## WHAT THE TASK ASKS
Omit every picture while repeating the entries exactly.

## EXERCISE DATA
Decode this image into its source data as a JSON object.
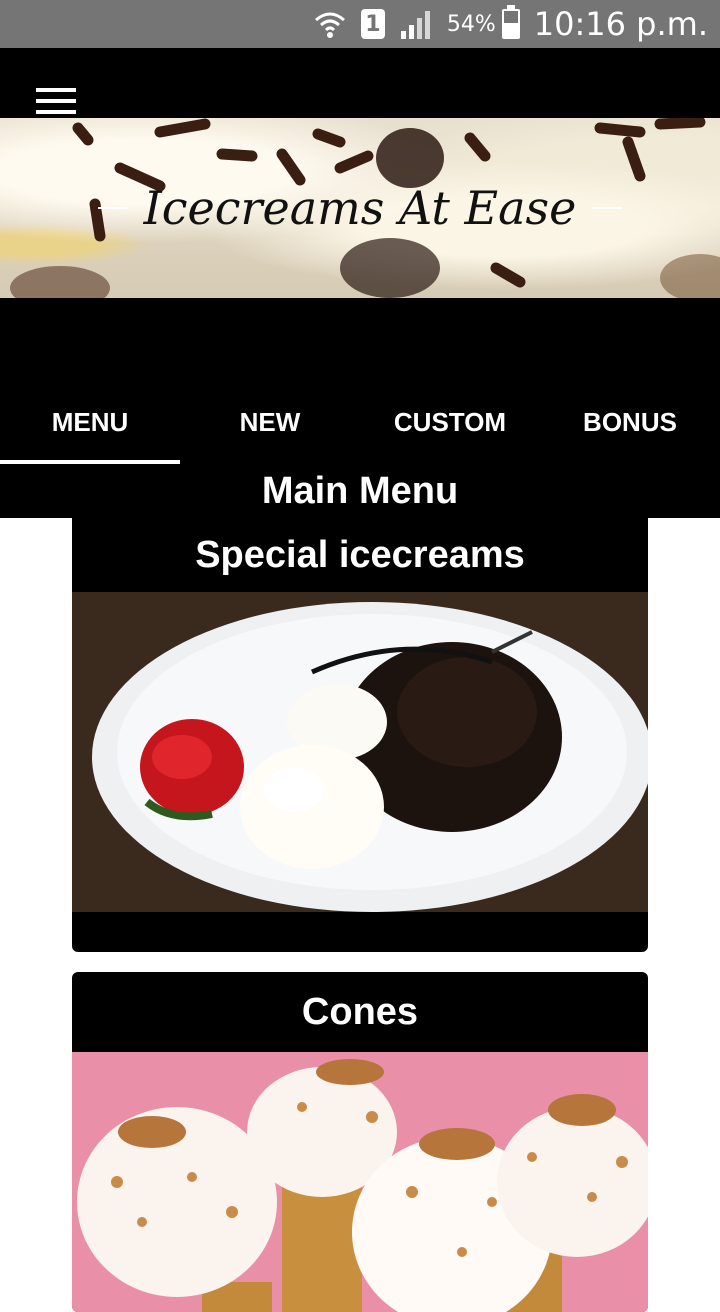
{
  "status_bar": {
    "icons": [
      "wifi-icon",
      "sim-icon",
      "signal-icon",
      "battery-icon"
    ],
    "sim_label": "1",
    "battery_percent": "54%",
    "battery_level": 0.54,
    "time": "10:16 p.m."
  },
  "header": {
    "menu_icon": "hamburger-menu-icon",
    "banner_title": "Icecreams At Ease"
  },
  "tabs": [
    {
      "label": "MENU",
      "active": true
    },
    {
      "label": "NEW",
      "active": false
    },
    {
      "label": "CUSTOM",
      "active": false
    },
    {
      "label": "BONUS",
      "active": false
    }
  ],
  "main": {
    "section_title": "Main Menu",
    "cards": [
      {
        "title": "Special icecreams"
      },
      {
        "title": "Cones"
      }
    ]
  },
  "colors": {
    "status_bar": "#757575",
    "app_background": "#000000",
    "text_on_dark": "#ffffff",
    "cones_image_background": "#e98fa7"
  }
}
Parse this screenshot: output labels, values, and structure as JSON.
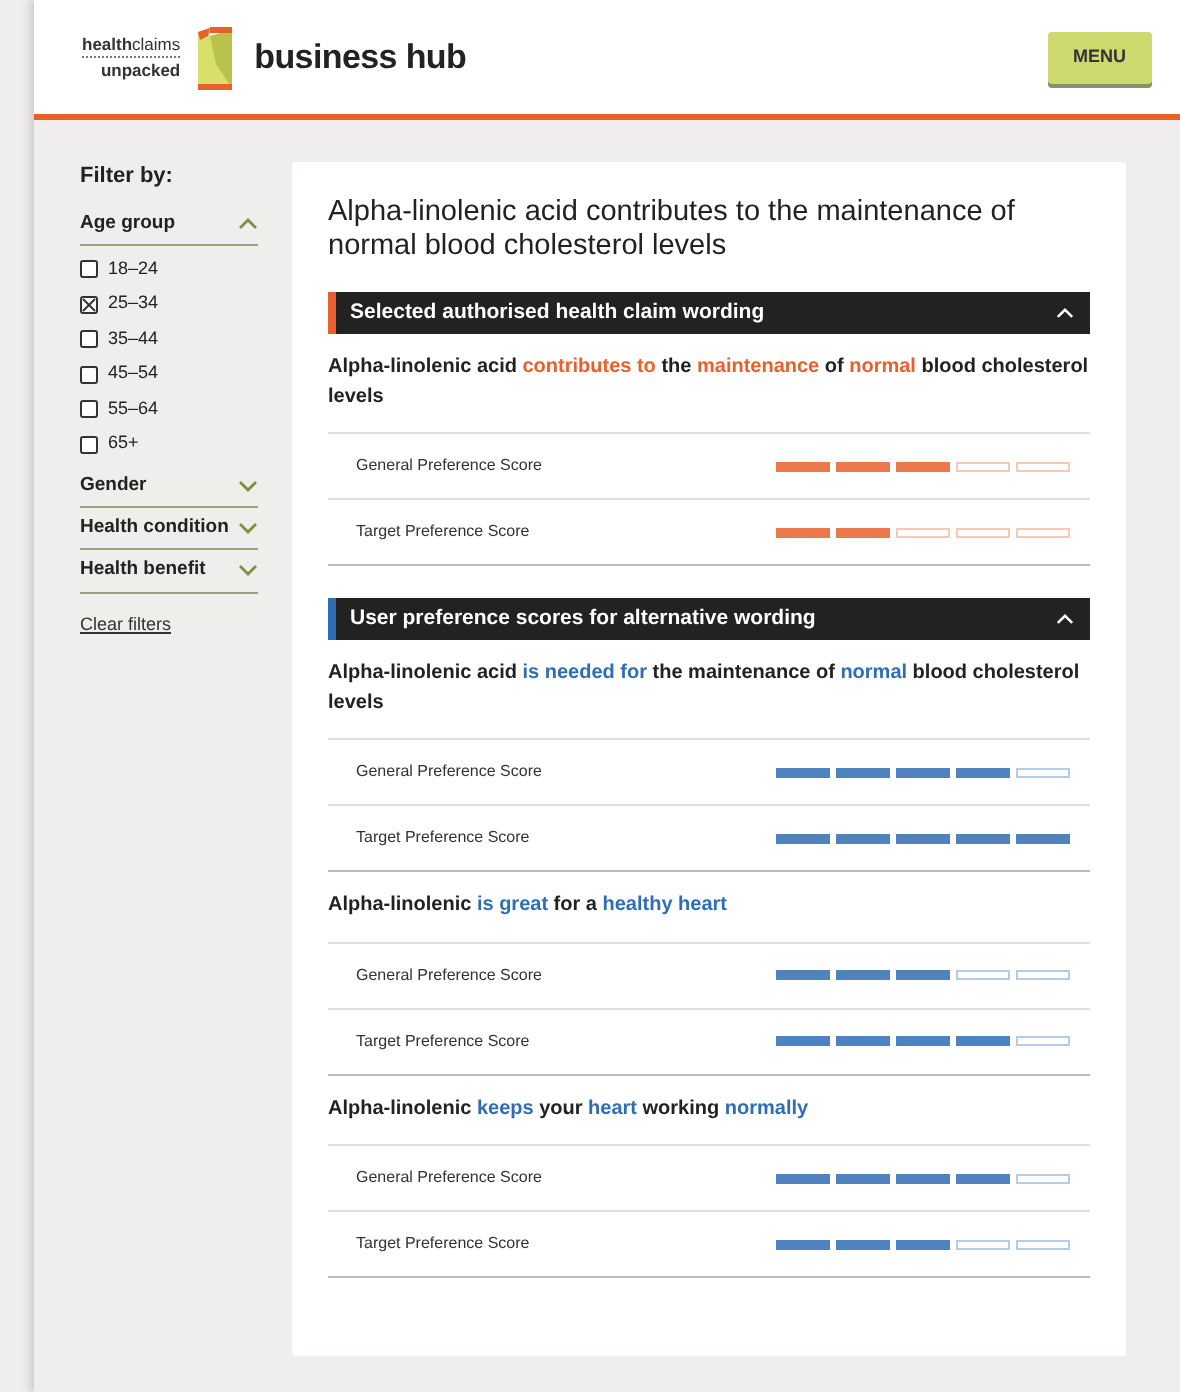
{
  "header": {
    "logo_top": "**health**claims",
    "logo_bottom": "unpacked",
    "brand": "business hub",
    "menu_button": "MENU"
  },
  "sidebar": {
    "title": "Filter by:",
    "groups": [
      {
        "label": "Age group",
        "expanded": true,
        "options": [
          {
            "label": "18–24",
            "checked": false
          },
          {
            "label": "25–34",
            "checked": true
          },
          {
            "label": "35–44",
            "checked": false
          },
          {
            "label": "45–54",
            "checked": false
          },
          {
            "label": "55–64",
            "checked": false
          },
          {
            "label": "65+",
            "checked": false
          }
        ]
      },
      {
        "label": "Gender",
        "expanded": false
      },
      {
        "label": "Health condition",
        "expanded": false
      },
      {
        "label": "Health benefit",
        "expanded": false
      }
    ],
    "clear_link": "Clear filters"
  },
  "main": {
    "title": "Alpha-linolenic acid contributes to the maintenance of normal blood cholesterol levels",
    "sections": [
      {
        "heading": "Selected authorised health claim wording",
        "expanded": true,
        "color": "#e8612c",
        "claims": [
          {
            "wording": "Alpha-linolenic acid **contributes to** the **maintenance** of **normal** blood cholesterol levels",
            "scores": [
              {
                "label": "General Preference Score",
                "stars": 3
              },
              {
                "label": "Target Preference Score",
                "stars": 2
              }
            ]
          }
        ]
      },
      {
        "heading": "User preference scores for alternative wording",
        "expanded": true,
        "color": "#2f6db5",
        "claims": [
          {
            "wording": "Alpha-linolenic acid **is needed for** the maintenance of **normal** blood cholesterol levels",
            "scores": [
              {
                "label": "General Preference Score",
                "stars": 4
              },
              {
                "label": "Target Preference Score",
                "stars": 5
              }
            ]
          },
          {
            "wording": "Alpha-linolenic **is great** for a **healthy heart**",
            "scores": [
              {
                "label": "General Preference Score",
                "stars": 3
              },
              {
                "label": "Target Preference Score",
                "stars": 4
              }
            ]
          },
          {
            "wording": "Alpha-linolenic **keeps** your **heart** working **normally**",
            "scores": [
              {
                "label": "General Preference Score",
                "stars": 4
              },
              {
                "label": "Target Preference Score",
                "stars": 3
              }
            ]
          }
        ]
      }
    ]
  }
}
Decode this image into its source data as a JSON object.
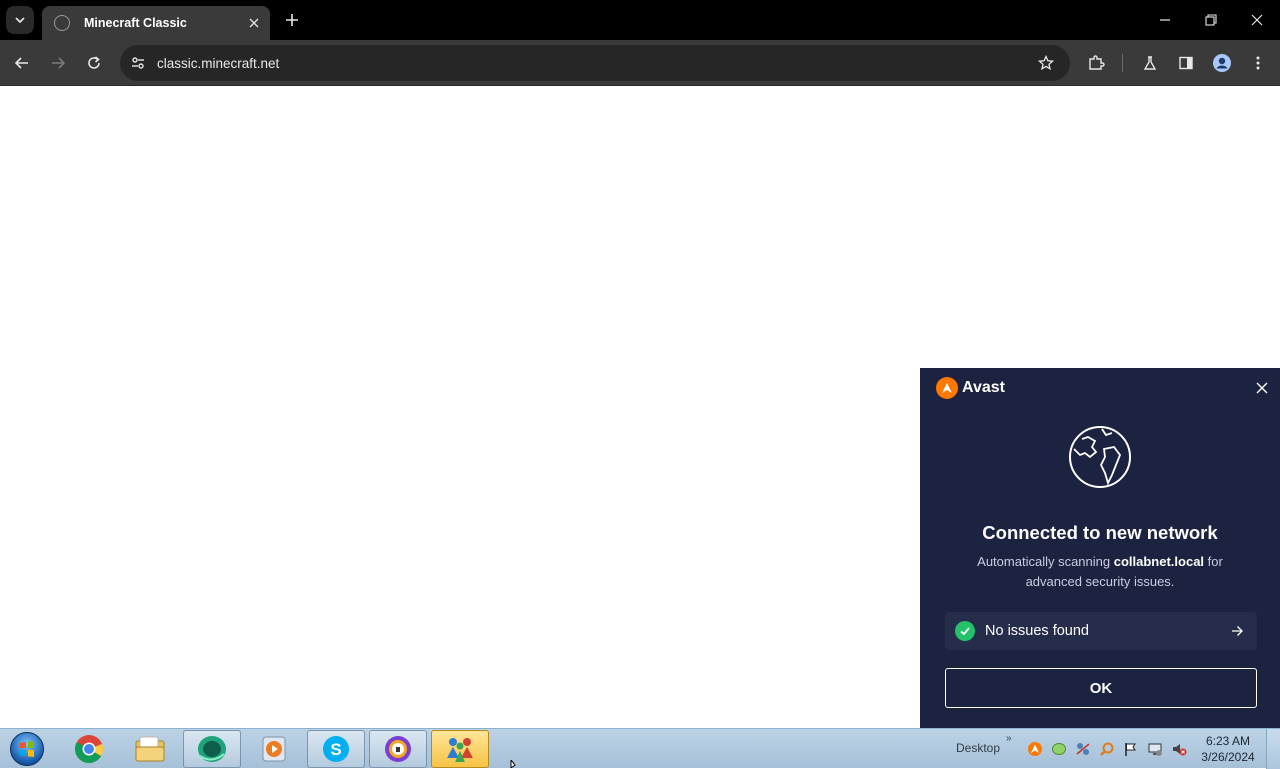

## SOLVED PROBLEM
Decode this image into its source data as a JSON object.
{
  "status_bar": {
    "icons": [
      "wifi-icon",
      "sim-icon",
      "signal-icon",
      "battery-icon"
    ],
    "sim_label": "1",
    "battery_percent": "54%",
    "battery_level": 0.54,
    "time": "10:16 p.m."
  },
  "header": {
    "menu_icon": "hamburger-menu-icon",
    "banner_title": "Icecreams At Ease"
  },
  "tabs": [
    {
      "label": "MENU",
      "active": true
    },
    {
      "label": "NEW",
      "active": false
    },
    {
      "label": "CUSTOM",
      "active": false
    },
    {
      "label": "BONUS",
      "active": false
    }
  ],
  "main": {
    "section_title": "Main Menu",
    "cards": [
      {
        "title": "Special icecreams"
      },
      {
        "title": "Cones"
      }
    ]
  },
  "colors": {
    "status_bar": "#757575",
    "app_background": "#000000",
    "text_on_dark": "#ffffff",
    "cones_image_background": "#e98fa7"
  }
}
Parse this screenshot: output labels, values, and structure as JSON.
{
  "header": {
    "logo_top": "**health**claims",
    "logo_bottom": "unpacked",
    "brand": "business hub",
    "menu_button": "MENU"
  },
  "sidebar": {
    "title": "Filter by:",
    "groups": [
      {
        "label": "Age group",
        "expanded": true,
        "options": [
          {
            "label": "18–24",
            "checked": false
          },
          {
            "label": "25–34",
            "checked": true
          },
          {
            "label": "35–44",
            "checked": false
          },
          {
            "label": "45–54",
            "checked": false
          },
          {
            "label": "55–64",
            "checked": false
          },
          {
            "label": "65+",
            "checked": false
          }
        ]
      },
      {
        "label": "Gender",
        "expanded": false
      },
      {
        "label": "Health condition",
        "expanded": false
      },
      {
        "label": "Health benefit",
        "expanded": false
      }
    ],
    "clear_link": "Clear filters"
  },
  "main": {
    "title": "Alpha-linolenic acid contributes to the maintenance of normal blood cholesterol levels",
    "sections": [
      {
        "heading": "Selected authorised health claim wording",
        "expanded": true,
        "color": "#e8612c",
        "claims": [
          {
            "wording": "Alpha-linolenic acid **contributes to** the **maintenance** of **normal** blood cholesterol levels",
            "scores": [
              {
                "label": "General Preference Score",
                "stars": 3
              },
              {
                "label": "Target Preference Score",
                "stars": 2
              }
            ]
          }
        ]
      },
      {
        "heading": "User preference scores for alternative wording",
        "expanded": true,
        "color": "#2f6db5",
        "claims": [
          {
            "wording": "Alpha-linolenic acid **is needed for** the maintenance of **normal** blood cholesterol levels",
            "scores": [
              {
                "label": "General Preference Score",
                "stars": 4
              },
              {
                "label": "Target Preference Score",
                "stars": 5
              }
            ]
          },
          {
            "wording": "Alpha-linolenic **is great** for a **healthy heart**",
            "scores": [
              {
                "label": "General Preference Score",
                "stars": 3
              },
              {
                "label": "Target Preference Score",
                "stars": 4
              }
            ]
          },
          {
            "wording": "Alpha-linolenic **keeps** your **heart** working **normally**",
            "scores": [
              {
                "label": "General Preference Score",
                "stars": 4
              },
              {
                "label": "Target Preference Score",
                "stars": 3
              }
            ]
          }
        ]
      }
    ]
  }
}
Decode this image into its source data as a JSON object.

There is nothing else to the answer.